Tuesday, February 02, 2016
The European Immigration Crisis
Waning Welcome by
Walter Russell Mead
hooligans rampaged through the Stockholm train station on Friday
evening targeting immigrants. The Local.se reports:
gang of up to a hundred black-clad masked men marched in central Stockholm on
Friday evening, singling out and beating up immigrants, and handing out
leaflets threatening further violent attacks against unaccompanied refugee
youth. [ . . . ]
According to Aftonbladet
newspaper, men were distributing leaflets on Friday evening with the slogan
“It’s enough now!” which threatened to give “the North African street children
who are roaming around” the “punishment they deserve.”
The mood in Europe is
starting to sour on immigration almost by the day. So far, thankfully, this
kind of organized violence has been relatively rare. But even responsible
political leaders are starting to make it clear that immigrants are no longer
so welcome. Sweden,
have all taken action in the last week to accelerate deportations and deter
further immigration; now Austria is joining in. Reutersreports:
. .The government announced this month that it would cap the number of asylum

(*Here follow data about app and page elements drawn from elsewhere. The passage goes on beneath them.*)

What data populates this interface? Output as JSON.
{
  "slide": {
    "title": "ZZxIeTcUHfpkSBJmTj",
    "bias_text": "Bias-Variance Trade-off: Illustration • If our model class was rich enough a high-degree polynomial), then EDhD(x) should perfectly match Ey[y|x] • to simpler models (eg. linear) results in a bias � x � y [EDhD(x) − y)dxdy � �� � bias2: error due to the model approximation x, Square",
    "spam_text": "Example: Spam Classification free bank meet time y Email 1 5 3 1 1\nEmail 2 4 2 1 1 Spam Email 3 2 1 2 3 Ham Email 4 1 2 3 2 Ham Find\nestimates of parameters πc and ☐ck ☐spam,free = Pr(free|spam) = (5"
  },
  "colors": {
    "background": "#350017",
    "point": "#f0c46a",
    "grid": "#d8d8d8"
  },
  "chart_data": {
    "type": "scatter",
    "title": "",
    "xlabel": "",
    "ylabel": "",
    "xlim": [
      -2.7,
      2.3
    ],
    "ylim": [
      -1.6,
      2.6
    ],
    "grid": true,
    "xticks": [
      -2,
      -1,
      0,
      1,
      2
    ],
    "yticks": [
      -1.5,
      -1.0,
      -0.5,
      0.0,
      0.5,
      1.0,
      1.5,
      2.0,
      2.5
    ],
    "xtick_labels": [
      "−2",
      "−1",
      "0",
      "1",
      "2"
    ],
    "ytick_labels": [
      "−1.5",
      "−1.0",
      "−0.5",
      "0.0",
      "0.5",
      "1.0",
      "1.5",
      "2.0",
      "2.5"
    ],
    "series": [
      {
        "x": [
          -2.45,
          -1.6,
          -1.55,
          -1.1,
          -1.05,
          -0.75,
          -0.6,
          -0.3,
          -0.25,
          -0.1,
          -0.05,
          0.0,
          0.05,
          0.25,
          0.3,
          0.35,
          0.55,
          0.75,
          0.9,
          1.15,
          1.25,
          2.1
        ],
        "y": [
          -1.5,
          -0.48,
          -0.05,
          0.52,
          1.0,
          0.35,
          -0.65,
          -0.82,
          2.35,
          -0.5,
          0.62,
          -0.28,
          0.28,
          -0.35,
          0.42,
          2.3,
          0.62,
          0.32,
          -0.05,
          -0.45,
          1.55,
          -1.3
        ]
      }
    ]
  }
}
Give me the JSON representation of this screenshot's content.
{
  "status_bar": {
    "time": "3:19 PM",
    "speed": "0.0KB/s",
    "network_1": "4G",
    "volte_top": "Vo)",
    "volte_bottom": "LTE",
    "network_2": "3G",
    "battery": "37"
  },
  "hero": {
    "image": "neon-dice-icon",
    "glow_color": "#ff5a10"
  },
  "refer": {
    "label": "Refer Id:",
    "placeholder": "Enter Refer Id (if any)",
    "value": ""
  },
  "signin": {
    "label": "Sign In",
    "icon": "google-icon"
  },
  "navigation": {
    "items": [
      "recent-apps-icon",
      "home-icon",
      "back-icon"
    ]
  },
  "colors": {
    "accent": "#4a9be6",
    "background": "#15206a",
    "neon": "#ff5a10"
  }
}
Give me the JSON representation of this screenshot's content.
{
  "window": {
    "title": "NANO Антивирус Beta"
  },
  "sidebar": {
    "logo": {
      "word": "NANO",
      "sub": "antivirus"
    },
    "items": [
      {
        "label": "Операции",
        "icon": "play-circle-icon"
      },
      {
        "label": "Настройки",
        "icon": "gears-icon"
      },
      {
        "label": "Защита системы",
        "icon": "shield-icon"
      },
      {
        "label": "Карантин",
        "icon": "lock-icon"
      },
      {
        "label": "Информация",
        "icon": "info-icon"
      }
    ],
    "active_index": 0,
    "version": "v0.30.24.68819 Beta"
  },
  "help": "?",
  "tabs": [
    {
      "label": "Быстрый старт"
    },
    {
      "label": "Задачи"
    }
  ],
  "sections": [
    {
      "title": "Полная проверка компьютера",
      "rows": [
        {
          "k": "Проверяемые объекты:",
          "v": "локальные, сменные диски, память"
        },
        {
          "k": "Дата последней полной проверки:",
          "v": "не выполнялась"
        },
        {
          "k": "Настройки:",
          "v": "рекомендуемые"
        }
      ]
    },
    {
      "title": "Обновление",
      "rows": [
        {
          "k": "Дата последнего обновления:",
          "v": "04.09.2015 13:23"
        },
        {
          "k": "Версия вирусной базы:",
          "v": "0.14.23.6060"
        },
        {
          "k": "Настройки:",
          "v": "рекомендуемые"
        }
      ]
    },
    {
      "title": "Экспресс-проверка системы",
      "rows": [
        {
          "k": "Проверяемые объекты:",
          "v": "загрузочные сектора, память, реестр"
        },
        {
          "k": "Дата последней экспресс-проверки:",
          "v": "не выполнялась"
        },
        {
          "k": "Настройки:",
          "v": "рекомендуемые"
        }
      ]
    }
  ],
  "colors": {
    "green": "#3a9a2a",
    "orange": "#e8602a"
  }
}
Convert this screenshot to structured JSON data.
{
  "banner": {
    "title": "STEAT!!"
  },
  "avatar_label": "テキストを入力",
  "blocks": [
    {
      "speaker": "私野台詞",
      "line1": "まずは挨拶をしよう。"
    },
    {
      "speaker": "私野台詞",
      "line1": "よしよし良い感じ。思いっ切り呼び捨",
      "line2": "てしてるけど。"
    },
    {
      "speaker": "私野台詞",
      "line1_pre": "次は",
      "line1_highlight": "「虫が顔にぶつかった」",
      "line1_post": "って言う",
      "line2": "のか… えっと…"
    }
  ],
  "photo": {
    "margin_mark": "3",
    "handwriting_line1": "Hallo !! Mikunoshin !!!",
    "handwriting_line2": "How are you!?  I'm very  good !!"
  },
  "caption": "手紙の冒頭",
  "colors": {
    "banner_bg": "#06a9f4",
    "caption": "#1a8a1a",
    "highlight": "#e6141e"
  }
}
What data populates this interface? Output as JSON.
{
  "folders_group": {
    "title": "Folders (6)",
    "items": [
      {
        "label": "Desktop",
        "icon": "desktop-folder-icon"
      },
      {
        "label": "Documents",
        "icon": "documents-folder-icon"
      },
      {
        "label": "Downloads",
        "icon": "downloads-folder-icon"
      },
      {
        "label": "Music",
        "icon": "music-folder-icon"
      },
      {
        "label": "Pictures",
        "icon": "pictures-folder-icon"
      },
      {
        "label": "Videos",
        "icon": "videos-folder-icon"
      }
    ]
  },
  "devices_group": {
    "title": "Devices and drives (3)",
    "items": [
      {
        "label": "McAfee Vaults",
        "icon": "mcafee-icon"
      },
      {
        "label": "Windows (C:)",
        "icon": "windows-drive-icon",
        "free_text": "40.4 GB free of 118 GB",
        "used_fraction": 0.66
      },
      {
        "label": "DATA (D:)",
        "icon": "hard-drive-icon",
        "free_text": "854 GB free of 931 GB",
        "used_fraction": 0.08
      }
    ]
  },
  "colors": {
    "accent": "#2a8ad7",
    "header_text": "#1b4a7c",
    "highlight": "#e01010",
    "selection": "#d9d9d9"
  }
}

claims at 127,500, or 1.5 percent of the country’s population, over the next
Now the government has decided to carry out
at least 50,000 deportations in the same period. . .
Stories like these
are an indication of how badly the European elite has lost its way over the
last few years. Making grandiose statements about the right of asylum,
lecturing citizens for their prejudice and narrow-mindedness, and pursuing
open borders in the face of unprecedented demographic pressure: It was
never going to last. And now, Stein’s Law seems to be kicking into action: Trends
that can’t continue, won’t.
problems of migrants and refugees are real, and the desperation of people
fleeing war in their homelands is something to which no good human being can be
indifferent. Yet it is also true that the only thing that makes legal rights
possible is a human community bound by law and solidarity. In modern Europe,
that is the nation-state. Europe spent the last few hundred years sorting
itself into polities that were relatively ethnically homogenous, in a process
that led to stable communities with the protection of laws—but at the cost of
unprecedented bloodshed. And those states—like all human
communities—are both enabled and limited by the ideas, associations,
culture, and history of those who compose them.
much the idea appeals to cosmopolitan utopians, it is not possible for such
human communities to accommodate levels of migration beyond some ceiling.
That ceiling is variable, and when there are large cultural and religious
differences between the native population and newcomers, the ceiling drops.
reckless disregard for the very real limits on the Continent’s political and
psychological ability to receive migrants, and the shortsightedness of
arrogant policymakers who charged on without an understanding of public
sentiment, is going to cost Europe—and migrants—dear.
The U.S. is also heading for this kind of reckoning: Immigration and
refugee policy have become detached from public sentiment and the backlash
is gathering force. In both the U.S. and the EU, there is a rising
sentiment in public opinion that elites are deliberately and consciously
taking steps that will change the demographic and cultural balance of the
countries they oversee. This is the kind of soil in which poisonous plants
grow well, and one can watch them growing on both sides of the Atlantic.
the U.S. and the EU need new conversations about migration and immigration, and
elites are going to have to dial back their enthusiasm for policies that
rest on an increasingly frail basis of public support. Spouting liberal
clichés and accusing one’s opponents of racism won’t help. Rather, elites
must listen much more carefully to the message that many in the U.S.
and the EU are trying to convey.